Exercise objective
Every record below, from first to last, should be copied exactly; leave the pictures out.

- - -

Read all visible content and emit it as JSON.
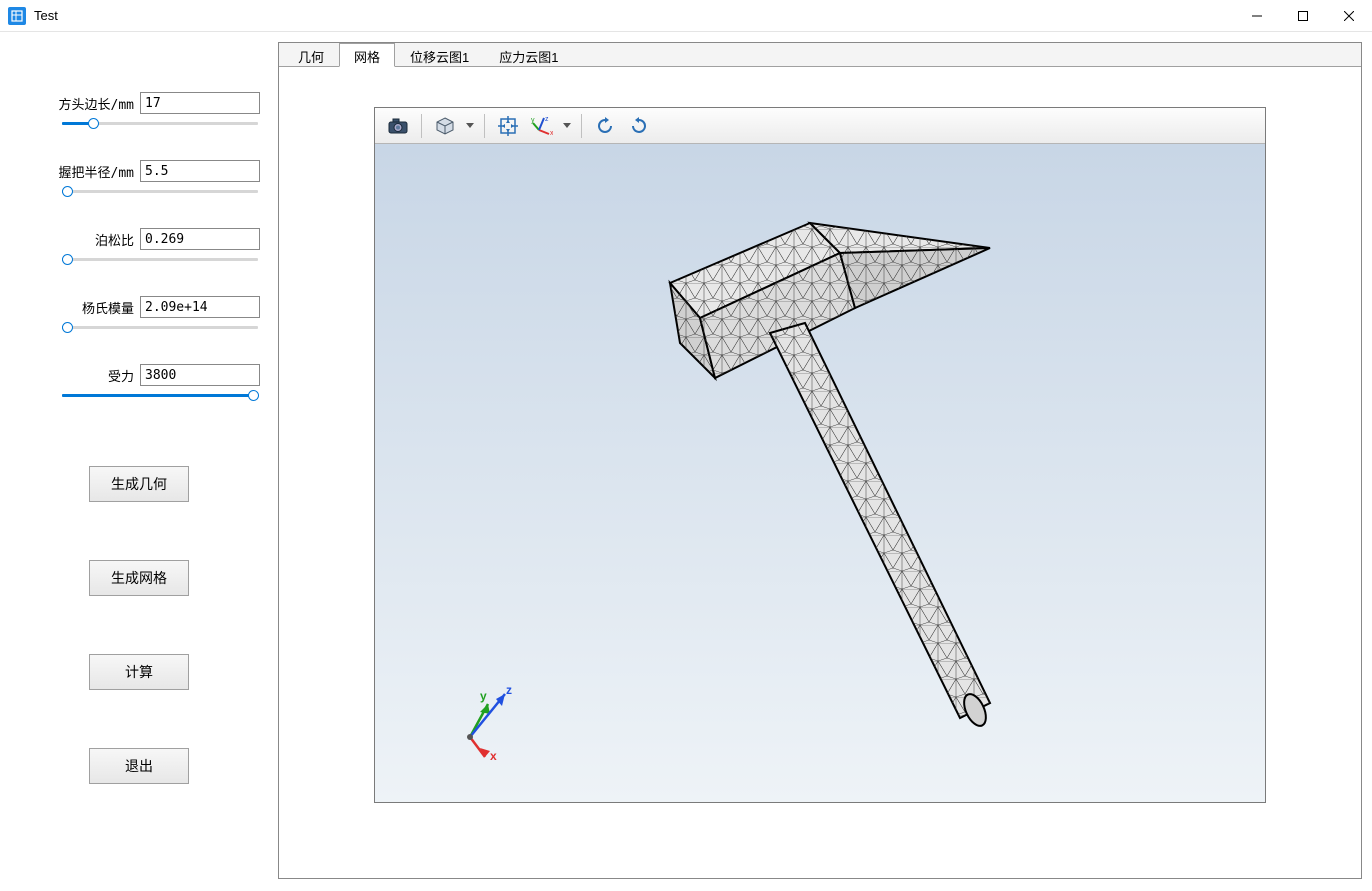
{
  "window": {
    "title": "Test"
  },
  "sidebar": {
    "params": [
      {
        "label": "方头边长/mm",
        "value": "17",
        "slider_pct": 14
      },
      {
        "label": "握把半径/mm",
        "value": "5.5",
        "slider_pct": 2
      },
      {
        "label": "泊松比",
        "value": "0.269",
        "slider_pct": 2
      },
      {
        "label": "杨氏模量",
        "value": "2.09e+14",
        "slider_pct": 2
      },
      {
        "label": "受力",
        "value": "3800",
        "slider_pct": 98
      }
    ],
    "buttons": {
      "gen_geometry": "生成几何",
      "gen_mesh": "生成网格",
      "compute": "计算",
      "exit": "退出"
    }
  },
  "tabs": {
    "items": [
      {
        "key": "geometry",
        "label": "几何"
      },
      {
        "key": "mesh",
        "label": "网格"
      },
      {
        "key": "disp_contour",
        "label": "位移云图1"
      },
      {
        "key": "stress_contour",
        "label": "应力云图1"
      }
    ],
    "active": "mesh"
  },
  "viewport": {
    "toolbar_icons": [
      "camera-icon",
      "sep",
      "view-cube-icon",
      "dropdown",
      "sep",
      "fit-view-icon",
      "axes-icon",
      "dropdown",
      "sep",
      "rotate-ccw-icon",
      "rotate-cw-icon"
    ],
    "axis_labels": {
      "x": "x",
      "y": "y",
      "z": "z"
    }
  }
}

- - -

Expected answer
Read all visible content and emit it as JSON.
{
  "window": {
    "title": "Test"
  },
  "sidebar": {
    "params": [
      {
        "label": "方头边长/mm",
        "value": "17",
        "slider_pct": 14
      },
      {
        "label": "握把半径/mm",
        "value": "5.5",
        "slider_pct": 2
      },
      {
        "label": "泊松比",
        "value": "0.269",
        "slider_pct": 2
      },
      {
        "label": "杨氏模量",
        "value": "2.09e+14",
        "slider_pct": 2
      },
      {
        "label": "受力",
        "value": "3800",
        "slider_pct": 98
      }
    ],
    "buttons": {
      "gen_geometry": "生成几何",
      "gen_mesh": "生成网格",
      "compute": "计算",
      "exit": "退出"
    }
  },
  "tabs": {
    "items": [
      {
        "key": "geometry",
        "label": "几何"
      },
      {
        "key": "mesh",
        "label": "网格"
      },
      {
        "key": "disp_contour",
        "label": "位移云图1"
      },
      {
        "key": "stress_contour",
        "label": "应力云图1"
      }
    ],
    "active": "mesh"
  },
  "viewport": {
    "toolbar_icons": [
      "camera-icon",
      "sep",
      "view-cube-icon",
      "dropdown",
      "sep",
      "fit-view-icon",
      "axes-icon",
      "dropdown",
      "sep",
      "rotate-ccw-icon",
      "rotate-cw-icon"
    ],
    "axis_labels": {
      "x": "x",
      "y": "y",
      "z": "z"
    }
  }
}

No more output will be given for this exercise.